My recent book Kenyan, Christian, Queer: Religion, LGBT Activism, and Arts of Resistance in Africa, examines these dynamics with specific reference to Christianity in the context of Kenya. It presents four in-depth case studies of creative forms of LGBT activism – or “artivism”, as I call them – ranging from the literary writer Binyavanga Wainaina, the Same Love music video, the Stories of Our Lives project, and an LGBT affirming Nairobi based Christian church. Each of these case studies demonstrate how Christian texts, symbols, rituals and language provide a productive resource through which LGBT people in Kenya affirm their sexuality, claim public space, resist popular discourses, and present alternative imaginations. In other words, Christianity, as much as it fuels the homophobic rhetoric of political and religious leaders, is also part and parcel of Kenyan queer world-making.
For instance, Wainaina, in his critique of homophobic Pentecostal pastors, not only queerly appropriates their prophetic style but also invokes the image of the black Jesus that inspired Martin Luther King and James Baldwin in order to buttress his prophetic vision of a progressive and inclusive future for the African continent. The Same Love video blurs the genres of hip hop and gospel music and includes a quotation from the Bible, concluding with the statement that “Love is God and God is Love”. The queer Kenyans who tell their life story in Stories of Our Lives creatively blend biblical stories and Christian language in order to signify their own lives at the margins of society, while they narratively claim space for themselves. And in Cosmopolitan Affirming Church, queer folks engaged in charismatic worship and powerful preaching, reclaiming faith as an empowering space.
Achille Mbembe, in Critique of Black Reason, has stated that ‘struggle, as a praxis of liberation has always drawn part of its imaginary resources from Christianity’. Indeed, this applies to the history of liberation from slavery, colonialism and apartheid. In a similar way as black Africans have reclaimed Christianity from European missionaries, and African women have reclaimed Christianity from a patriarchal church, LGBT Africans currently add a new chapter to this history as they reclaim Christian faith from an institution deeply involved in homophobic and heteronormative politics.
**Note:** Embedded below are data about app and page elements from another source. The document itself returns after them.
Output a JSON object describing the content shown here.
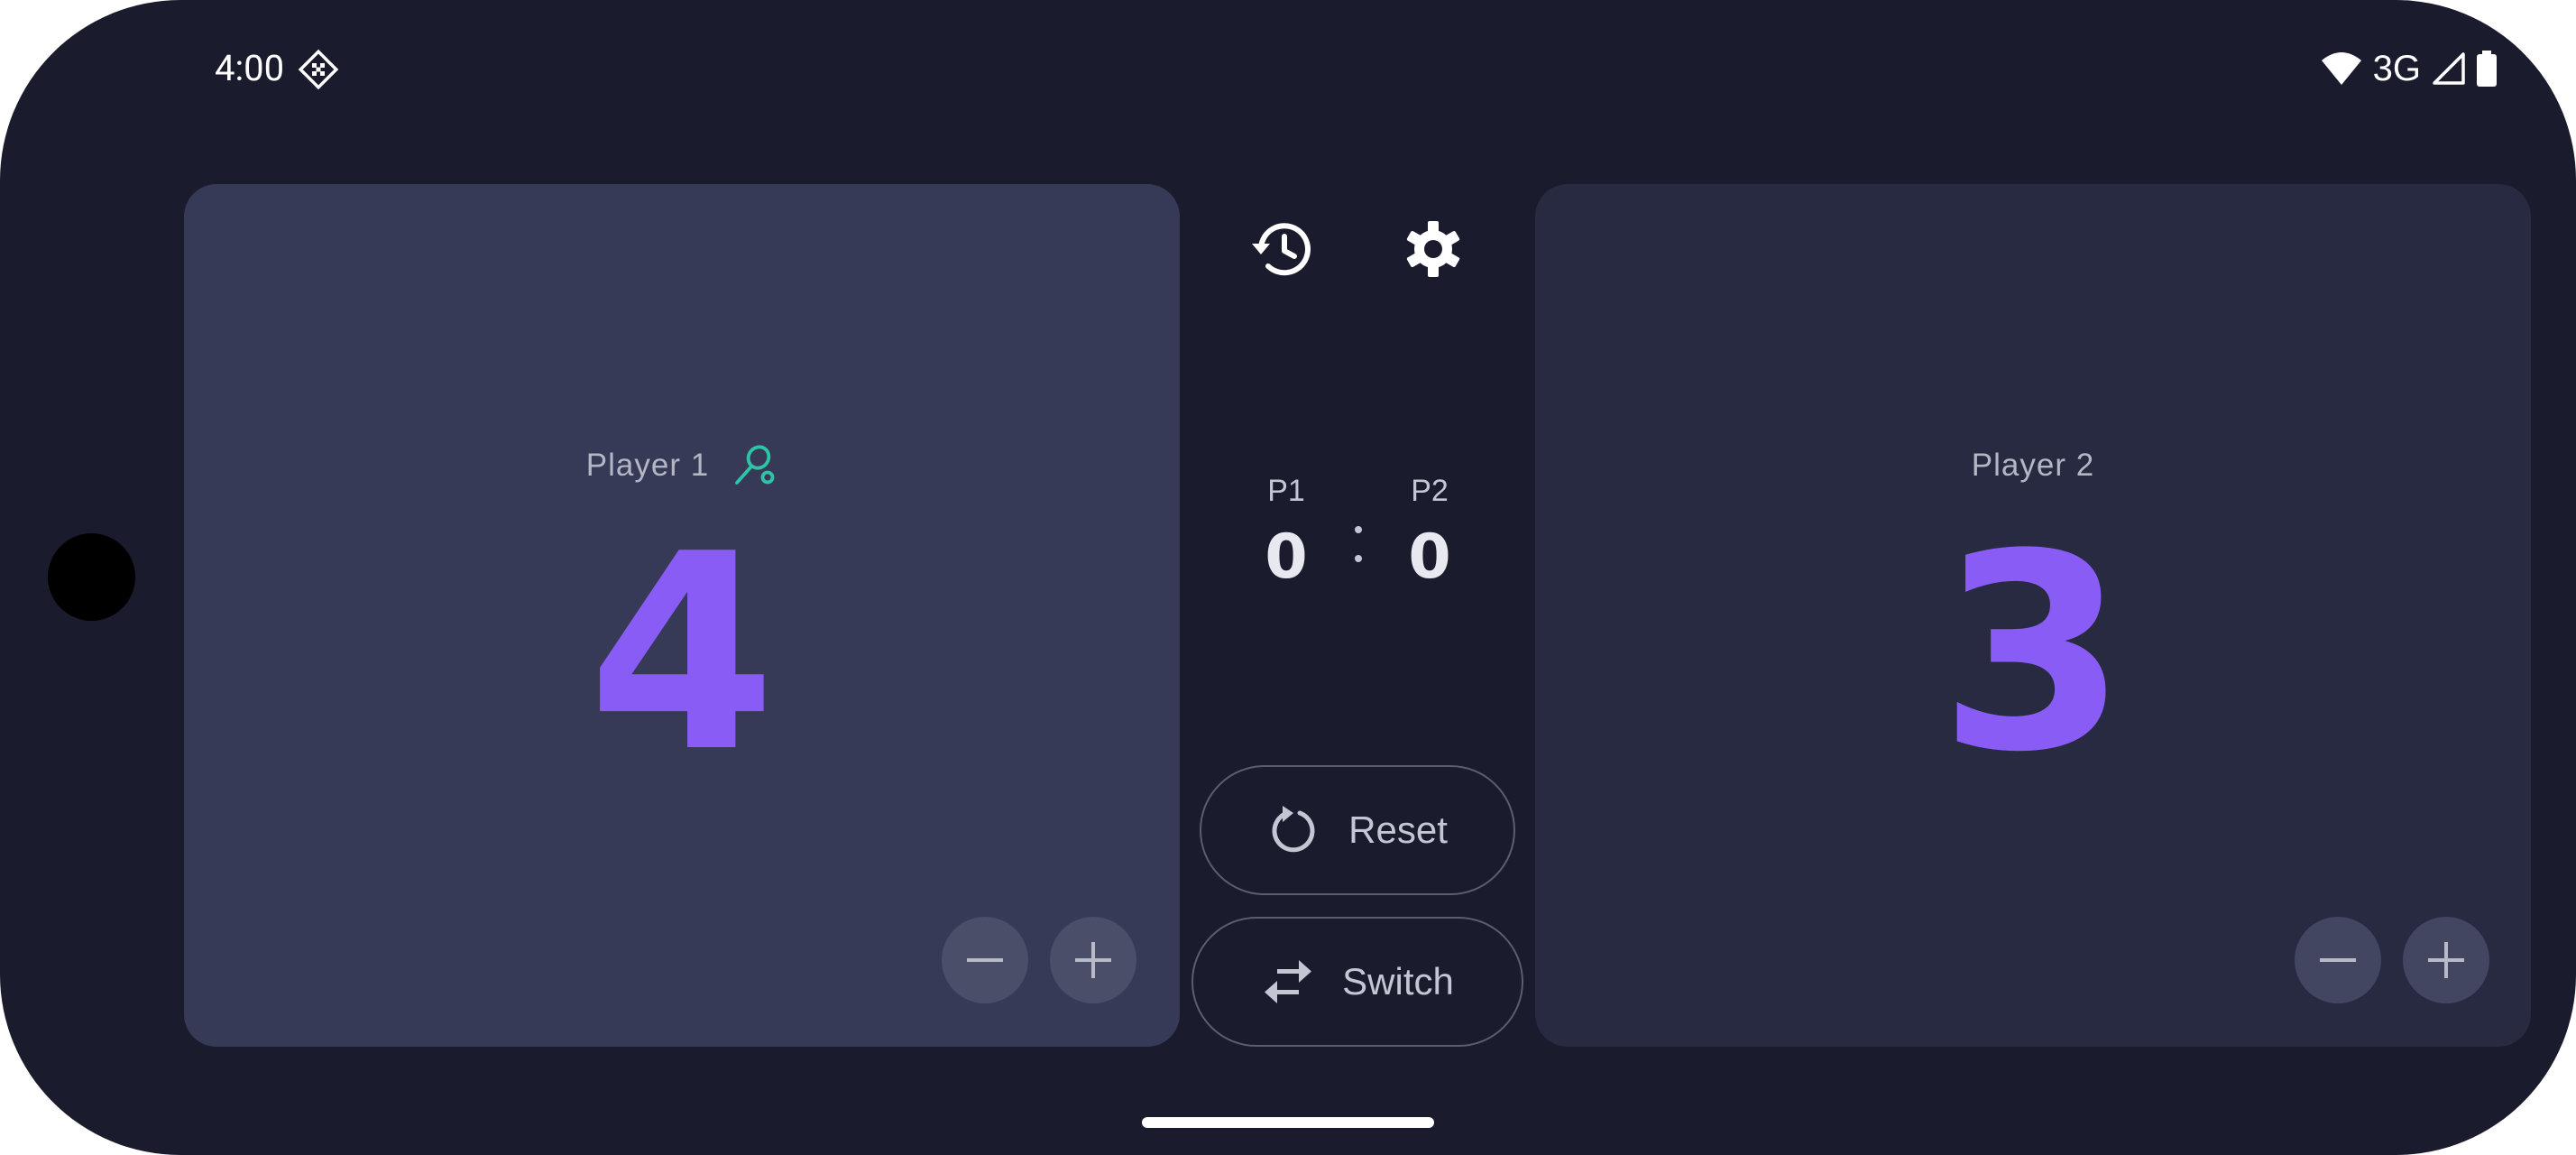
{
  "status_bar": {
    "time": "4:00",
    "network": "3G"
  },
  "player1": {
    "name": "Player 1",
    "score": "4",
    "serving": true
  },
  "player2": {
    "name": "Player 2",
    "score": "3",
    "serving": false
  },
  "sets": {
    "p1_label": "P1",
    "p2_label": "P2",
    "p1_value": "0",
    "p2_value": "0"
  },
  "buttons": {
    "reset_label": "Reset",
    "switch_label": "Switch"
  },
  "colors": {
    "background": "#1a1c2e",
    "panel_active": "#363a57",
    "panel_inactive": "#272a40",
    "score_accent": "#8a5cf6",
    "serve_indicator": "#2ec4a6"
  },
  "icons": {
    "history": "history-icon",
    "settings": "gear-icon",
    "reset": "reset-icon",
    "switch": "swap-icon",
    "serve": "tennis-racket-icon",
    "decrement": "minus-icon",
    "increment": "plus-icon"
  }
}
The Bible and the Christian tradition provide them with narratives that help to imagine a queer utopia. Based on their belief that ‘Love is God and God is Love’, as stated in the lyrics of Same Love, and their hope for ‘a new heaven and a new earth’, as it was preached about in CAC, they engage in acts of resistance and social transformation. For a queer world to come, where loving relationships and embodied personhood in many different forms are recognised and celebrated.